Robust Features of the Size-Above-Threshold Distribution of Space Weather Events Seen in Geomagnetic Indices

Friday, 19 December 2014
Philip Hush1, Sandra C Chapman2,3, Malcolm Wray Dunlop3,4 and Nicholas Wynn Watkins2,3, (1)University of Warwick, Centre for Fusion, Space and Astrophysics, Department of Physics, Coventry, CV4, United Kingdom, (2)Max Planck Institute for the Physics of Complex Systems, Dresden, Germany, (3)University of Warwick, Centre for Fusion, Space and Astrophysics, Department of Physics, Coventry, United Kingdom, (4)Science and Technology Facilities Council, Didcot, United Kingdom
Quantifying the large scale dynamic response of the magnetosphere to solar wind driving is central to our understanding of solar wind-magnetosphere coupling. Auroral geomagnetic indices provide a comprehensive dataset of substorm and storm events spanning several solar cycles. We can characterize these observations in terms of 'space climate' by quantifying how the statistical properties of ensembles of these observed variables vary between different phases of the solar cycle.

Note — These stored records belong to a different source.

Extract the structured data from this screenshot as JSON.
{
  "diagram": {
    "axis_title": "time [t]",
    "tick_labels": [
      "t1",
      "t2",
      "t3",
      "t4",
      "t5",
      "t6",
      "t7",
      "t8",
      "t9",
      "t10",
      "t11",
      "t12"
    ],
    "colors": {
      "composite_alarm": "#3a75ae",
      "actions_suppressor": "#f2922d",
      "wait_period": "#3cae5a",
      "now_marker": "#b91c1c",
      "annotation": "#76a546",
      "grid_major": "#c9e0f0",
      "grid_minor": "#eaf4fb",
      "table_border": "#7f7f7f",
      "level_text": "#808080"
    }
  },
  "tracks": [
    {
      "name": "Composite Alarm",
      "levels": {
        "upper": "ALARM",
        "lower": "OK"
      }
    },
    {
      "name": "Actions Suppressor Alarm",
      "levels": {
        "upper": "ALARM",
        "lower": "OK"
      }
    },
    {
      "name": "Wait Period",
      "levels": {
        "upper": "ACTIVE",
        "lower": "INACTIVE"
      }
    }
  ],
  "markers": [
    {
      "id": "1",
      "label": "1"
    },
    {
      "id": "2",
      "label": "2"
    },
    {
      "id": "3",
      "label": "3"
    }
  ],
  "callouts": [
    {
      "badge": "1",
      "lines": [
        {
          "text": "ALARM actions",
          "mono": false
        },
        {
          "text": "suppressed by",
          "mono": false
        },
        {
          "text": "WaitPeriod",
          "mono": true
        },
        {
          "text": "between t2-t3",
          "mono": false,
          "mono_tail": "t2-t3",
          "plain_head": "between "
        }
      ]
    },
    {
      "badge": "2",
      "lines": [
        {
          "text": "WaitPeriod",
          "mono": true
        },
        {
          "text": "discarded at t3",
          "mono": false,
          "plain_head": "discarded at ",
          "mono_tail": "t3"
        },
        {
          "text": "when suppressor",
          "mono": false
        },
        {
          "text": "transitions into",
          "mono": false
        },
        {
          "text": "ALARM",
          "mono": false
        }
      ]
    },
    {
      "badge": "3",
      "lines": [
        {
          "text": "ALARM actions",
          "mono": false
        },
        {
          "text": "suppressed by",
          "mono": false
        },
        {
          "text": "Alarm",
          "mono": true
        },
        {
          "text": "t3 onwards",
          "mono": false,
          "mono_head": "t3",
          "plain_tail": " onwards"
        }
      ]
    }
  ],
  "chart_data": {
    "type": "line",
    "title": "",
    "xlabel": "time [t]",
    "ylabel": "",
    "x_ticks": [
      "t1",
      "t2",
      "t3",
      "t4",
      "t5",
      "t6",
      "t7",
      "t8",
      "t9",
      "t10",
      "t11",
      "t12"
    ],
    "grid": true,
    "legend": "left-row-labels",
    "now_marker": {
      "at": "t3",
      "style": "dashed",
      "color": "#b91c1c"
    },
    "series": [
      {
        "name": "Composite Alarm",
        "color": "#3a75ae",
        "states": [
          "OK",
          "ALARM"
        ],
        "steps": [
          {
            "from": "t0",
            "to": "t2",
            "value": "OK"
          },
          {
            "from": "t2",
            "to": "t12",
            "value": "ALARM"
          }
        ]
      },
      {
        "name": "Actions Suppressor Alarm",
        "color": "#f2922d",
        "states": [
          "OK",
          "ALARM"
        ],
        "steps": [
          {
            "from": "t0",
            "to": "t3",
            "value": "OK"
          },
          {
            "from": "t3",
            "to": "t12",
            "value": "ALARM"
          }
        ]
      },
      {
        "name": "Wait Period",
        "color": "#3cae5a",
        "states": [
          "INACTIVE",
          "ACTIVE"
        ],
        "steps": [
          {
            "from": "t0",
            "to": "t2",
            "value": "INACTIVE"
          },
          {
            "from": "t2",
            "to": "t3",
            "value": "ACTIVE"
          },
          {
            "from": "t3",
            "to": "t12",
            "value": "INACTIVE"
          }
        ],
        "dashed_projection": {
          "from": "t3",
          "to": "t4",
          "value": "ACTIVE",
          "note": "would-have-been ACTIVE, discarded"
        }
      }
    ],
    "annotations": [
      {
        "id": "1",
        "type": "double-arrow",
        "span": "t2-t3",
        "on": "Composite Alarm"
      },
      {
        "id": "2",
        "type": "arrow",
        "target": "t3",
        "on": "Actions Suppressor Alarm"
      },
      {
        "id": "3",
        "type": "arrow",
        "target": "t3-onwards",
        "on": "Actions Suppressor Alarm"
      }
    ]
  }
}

We present novel comparative statistical techniques which characterize secular changes in the distribution of geomagnetic indices. We first threshold these timeseries to generate a sequence of 'bursts' or events and find the statistical distributions of event size. The event size distribution is robustly multicomponent, and we find that for all thresholds above 1000nT the mean event size-above-threshold tends to a constant value. This 'tail' in the distribution of large events is found to be present in all phases of the solar cycle but is more populated (there are more, larger events) at solar maximum. Successive solar maxima and minima also show the same 'tail' in the distribution but again it is populated to different extents; some maxima or minima are stronger than others in terms of space weather impact as seen in auroral indices. By plotting the distribution of event sizes normalised to the first two monents we can compare the functional form of one distribution with another. We then find that these large (>1000nT threshold) events all share the same functional form for their probability distribution; it is independent of threshold. Thus, for a given solar cycle, once a sufficient number of events have been observed to determine the first two moments, the likelihood of an event of given size-above-threshold is determined for that solar cycle. This can parameterize the exceedence likelihood of events of a given size and how this is changing, with implications for space weather applications.